Last year, a HUD study found that giving families permanent subsidies, like a housing choice voucher, is more effective in preventing homelessness than other interventions, like short-term rental assistance or temporary housing. It also helps keep families together. A 2014 study from the Central Florida Commission on Homelessness estimated that it cost the state over $31,000 each year for each chronically homeless person, compared to just $10,000 to provide them with permanent housing, job training, and health care.
Using those findings, ending homelessness in the United States would likely require less than 1 percent of next year’s military expenditures.
originally posted by: TheTory
Everyone is worried about having a job but care little about creating jobs for themselves and for others, which is part of the problem. With the rise of automation, we will also see the rise of self-employment and craftsmanship, as machines will be unable to provide that value. A basic wage will only hinder progress such as that.
originally posted by: avgguy
a reply to: Kali74
So how does paying people for nothing solve that? And doesn't that put a higher tax burden on the few with jobs? I seriously don't get it.
originally posted by: eluryh22
Leaving my "people should be responsible for themselves" general mentality aside for a moment....I'm curious about three things....

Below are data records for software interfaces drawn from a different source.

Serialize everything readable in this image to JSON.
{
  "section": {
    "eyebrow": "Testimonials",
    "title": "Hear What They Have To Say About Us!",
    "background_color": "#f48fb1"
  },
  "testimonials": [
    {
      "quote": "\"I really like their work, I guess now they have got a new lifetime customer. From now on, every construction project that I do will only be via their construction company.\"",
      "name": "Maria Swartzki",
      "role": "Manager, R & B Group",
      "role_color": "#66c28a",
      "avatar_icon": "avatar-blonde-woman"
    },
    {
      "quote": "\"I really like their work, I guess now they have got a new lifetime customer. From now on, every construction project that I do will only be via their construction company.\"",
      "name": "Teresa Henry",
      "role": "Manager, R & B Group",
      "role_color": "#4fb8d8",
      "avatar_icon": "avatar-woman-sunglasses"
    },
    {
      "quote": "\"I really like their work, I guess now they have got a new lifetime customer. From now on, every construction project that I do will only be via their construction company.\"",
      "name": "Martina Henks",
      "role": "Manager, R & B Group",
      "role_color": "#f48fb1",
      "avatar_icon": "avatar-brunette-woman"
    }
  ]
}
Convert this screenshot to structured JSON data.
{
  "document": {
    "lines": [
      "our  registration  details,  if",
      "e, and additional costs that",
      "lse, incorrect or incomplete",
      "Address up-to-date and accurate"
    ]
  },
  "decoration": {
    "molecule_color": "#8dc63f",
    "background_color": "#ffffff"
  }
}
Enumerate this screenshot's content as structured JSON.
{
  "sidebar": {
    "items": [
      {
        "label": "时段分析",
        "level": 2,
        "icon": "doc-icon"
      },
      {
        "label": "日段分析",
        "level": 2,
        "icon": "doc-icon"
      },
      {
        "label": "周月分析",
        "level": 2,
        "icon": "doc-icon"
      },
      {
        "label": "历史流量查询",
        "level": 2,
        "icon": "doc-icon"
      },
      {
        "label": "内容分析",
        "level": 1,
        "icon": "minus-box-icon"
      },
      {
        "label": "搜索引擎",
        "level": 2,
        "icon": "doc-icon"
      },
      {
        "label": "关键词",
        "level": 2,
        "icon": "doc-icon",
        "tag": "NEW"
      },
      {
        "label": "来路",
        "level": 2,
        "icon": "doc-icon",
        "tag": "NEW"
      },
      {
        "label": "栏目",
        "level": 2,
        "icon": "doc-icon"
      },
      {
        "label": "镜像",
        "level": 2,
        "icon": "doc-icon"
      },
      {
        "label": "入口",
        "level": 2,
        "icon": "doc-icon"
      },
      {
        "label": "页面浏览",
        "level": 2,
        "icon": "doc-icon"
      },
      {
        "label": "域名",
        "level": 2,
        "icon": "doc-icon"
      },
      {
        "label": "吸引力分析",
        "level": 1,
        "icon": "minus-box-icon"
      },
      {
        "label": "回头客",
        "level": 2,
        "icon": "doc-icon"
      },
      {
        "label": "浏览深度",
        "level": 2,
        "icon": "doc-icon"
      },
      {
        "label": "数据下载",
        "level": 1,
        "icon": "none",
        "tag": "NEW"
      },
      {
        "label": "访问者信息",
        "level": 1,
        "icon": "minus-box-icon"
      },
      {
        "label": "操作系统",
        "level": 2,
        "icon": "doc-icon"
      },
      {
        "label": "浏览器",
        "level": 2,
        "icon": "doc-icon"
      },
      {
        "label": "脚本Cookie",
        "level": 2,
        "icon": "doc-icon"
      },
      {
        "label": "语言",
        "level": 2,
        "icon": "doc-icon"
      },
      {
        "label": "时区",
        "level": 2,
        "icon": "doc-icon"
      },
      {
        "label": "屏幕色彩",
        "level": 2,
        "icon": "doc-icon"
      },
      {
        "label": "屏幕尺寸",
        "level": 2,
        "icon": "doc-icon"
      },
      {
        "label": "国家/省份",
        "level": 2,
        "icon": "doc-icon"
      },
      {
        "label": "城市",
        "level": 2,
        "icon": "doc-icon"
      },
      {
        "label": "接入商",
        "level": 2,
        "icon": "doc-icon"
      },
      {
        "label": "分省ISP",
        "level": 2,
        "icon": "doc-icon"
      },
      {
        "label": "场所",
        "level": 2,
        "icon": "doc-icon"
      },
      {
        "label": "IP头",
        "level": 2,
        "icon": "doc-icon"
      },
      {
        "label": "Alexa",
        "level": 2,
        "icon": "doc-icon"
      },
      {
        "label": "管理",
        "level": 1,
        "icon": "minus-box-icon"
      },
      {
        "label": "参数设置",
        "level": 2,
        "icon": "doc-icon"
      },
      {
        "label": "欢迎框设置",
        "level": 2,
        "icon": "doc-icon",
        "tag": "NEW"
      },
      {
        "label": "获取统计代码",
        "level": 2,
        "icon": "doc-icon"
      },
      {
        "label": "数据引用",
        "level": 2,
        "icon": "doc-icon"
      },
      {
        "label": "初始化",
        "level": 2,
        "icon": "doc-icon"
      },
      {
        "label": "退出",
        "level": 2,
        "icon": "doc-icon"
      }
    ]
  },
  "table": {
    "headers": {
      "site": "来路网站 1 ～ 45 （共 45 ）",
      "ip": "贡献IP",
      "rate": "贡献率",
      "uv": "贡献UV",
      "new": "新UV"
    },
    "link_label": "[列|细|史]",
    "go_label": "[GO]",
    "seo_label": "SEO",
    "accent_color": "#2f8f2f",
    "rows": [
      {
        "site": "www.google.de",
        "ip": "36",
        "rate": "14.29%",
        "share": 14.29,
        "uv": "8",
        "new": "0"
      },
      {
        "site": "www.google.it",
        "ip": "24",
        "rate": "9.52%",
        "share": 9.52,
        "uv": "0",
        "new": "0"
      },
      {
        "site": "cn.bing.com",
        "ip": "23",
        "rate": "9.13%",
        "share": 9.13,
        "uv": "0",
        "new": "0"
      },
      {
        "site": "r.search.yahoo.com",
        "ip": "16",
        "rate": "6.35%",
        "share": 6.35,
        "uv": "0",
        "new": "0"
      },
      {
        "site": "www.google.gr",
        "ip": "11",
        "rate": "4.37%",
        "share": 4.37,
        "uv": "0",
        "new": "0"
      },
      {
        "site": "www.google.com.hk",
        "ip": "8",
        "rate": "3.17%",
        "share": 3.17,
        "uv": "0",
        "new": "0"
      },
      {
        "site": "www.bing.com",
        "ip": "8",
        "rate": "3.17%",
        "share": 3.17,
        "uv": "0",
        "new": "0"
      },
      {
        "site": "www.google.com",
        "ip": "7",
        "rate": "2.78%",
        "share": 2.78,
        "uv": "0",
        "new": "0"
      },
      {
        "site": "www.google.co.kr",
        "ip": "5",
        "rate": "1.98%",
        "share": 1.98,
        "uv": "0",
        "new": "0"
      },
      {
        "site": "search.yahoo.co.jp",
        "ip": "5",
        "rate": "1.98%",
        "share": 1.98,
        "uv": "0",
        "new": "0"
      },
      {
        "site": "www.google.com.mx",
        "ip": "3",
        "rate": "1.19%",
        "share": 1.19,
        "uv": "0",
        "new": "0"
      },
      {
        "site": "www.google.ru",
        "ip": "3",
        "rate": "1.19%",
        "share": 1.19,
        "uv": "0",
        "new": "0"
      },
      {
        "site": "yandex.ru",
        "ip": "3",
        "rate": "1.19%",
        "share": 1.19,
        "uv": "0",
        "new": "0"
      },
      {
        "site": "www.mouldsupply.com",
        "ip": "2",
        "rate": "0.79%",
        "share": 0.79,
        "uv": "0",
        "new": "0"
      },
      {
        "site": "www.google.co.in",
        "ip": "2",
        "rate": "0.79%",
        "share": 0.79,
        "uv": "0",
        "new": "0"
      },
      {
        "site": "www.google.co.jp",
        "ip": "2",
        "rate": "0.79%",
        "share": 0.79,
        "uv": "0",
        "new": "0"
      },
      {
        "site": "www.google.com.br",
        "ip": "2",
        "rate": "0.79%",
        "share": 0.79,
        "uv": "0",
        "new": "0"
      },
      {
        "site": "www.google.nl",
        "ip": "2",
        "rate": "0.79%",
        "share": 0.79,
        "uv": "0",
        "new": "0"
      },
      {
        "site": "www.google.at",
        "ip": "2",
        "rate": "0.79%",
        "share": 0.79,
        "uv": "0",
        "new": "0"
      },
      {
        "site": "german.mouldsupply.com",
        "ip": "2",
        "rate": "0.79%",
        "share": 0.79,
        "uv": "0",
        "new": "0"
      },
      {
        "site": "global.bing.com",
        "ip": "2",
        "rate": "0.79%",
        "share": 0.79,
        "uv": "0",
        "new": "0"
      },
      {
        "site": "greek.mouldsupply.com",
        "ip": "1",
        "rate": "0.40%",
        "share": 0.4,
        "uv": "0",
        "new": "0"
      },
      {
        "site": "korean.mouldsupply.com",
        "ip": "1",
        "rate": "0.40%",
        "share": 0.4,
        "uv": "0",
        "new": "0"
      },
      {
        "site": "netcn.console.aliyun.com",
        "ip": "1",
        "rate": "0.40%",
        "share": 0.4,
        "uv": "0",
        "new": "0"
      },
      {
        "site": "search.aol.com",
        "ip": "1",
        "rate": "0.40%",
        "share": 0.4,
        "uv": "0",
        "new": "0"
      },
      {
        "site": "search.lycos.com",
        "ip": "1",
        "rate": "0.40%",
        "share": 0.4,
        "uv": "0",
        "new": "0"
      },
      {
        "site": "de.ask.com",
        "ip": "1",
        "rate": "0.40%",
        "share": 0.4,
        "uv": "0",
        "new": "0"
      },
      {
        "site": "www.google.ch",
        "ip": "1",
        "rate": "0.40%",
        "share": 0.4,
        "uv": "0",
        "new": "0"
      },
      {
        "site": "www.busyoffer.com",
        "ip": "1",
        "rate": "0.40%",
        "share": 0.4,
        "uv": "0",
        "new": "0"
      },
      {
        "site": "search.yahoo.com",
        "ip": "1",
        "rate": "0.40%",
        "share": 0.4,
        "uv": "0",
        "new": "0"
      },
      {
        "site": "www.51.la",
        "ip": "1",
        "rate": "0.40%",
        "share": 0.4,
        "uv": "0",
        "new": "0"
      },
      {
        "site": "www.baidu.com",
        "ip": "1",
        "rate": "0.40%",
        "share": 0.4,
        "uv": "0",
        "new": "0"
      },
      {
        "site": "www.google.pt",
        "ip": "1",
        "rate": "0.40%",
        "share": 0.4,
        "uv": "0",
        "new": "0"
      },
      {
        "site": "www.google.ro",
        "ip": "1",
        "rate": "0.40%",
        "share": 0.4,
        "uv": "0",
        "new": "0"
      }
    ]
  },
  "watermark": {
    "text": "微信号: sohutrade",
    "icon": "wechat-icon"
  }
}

1) Cost: What is the net gain or loss between the current welfare systems vs this "new" system. If it will cost more, how much more and who is expected to pay for it? (To me, "rich" is a relative term and means different things to different people).
2) Unintended consequences: I could be wrong but it seems as though a lot of people are making the assumption that introducing this new dynamic will not affect all other parts of life.
- Lets say you give each person $2,500 per month.
- As things are now (in my neck of the woods) an one bedroom apartment with basic amenities can cost around $1,600 per month.
- If suddenly there are thousands upon thousands of additional people that could now afford the $1,600 per month apartment, why would a landlord not raise the cost of the apartment based on this new demand? I propose that costs for all sorts of "things" would go up incredibly if something like this were to be enacted.
3) People are People: What happens when people blow through their monthly pittance without taking care of their basic needs? Are we suddenly going to let people start starving to death in the street? Or, more likely, are we going to have to keep up with dedicated food and shelter programs in ADDITION to this "new" thing?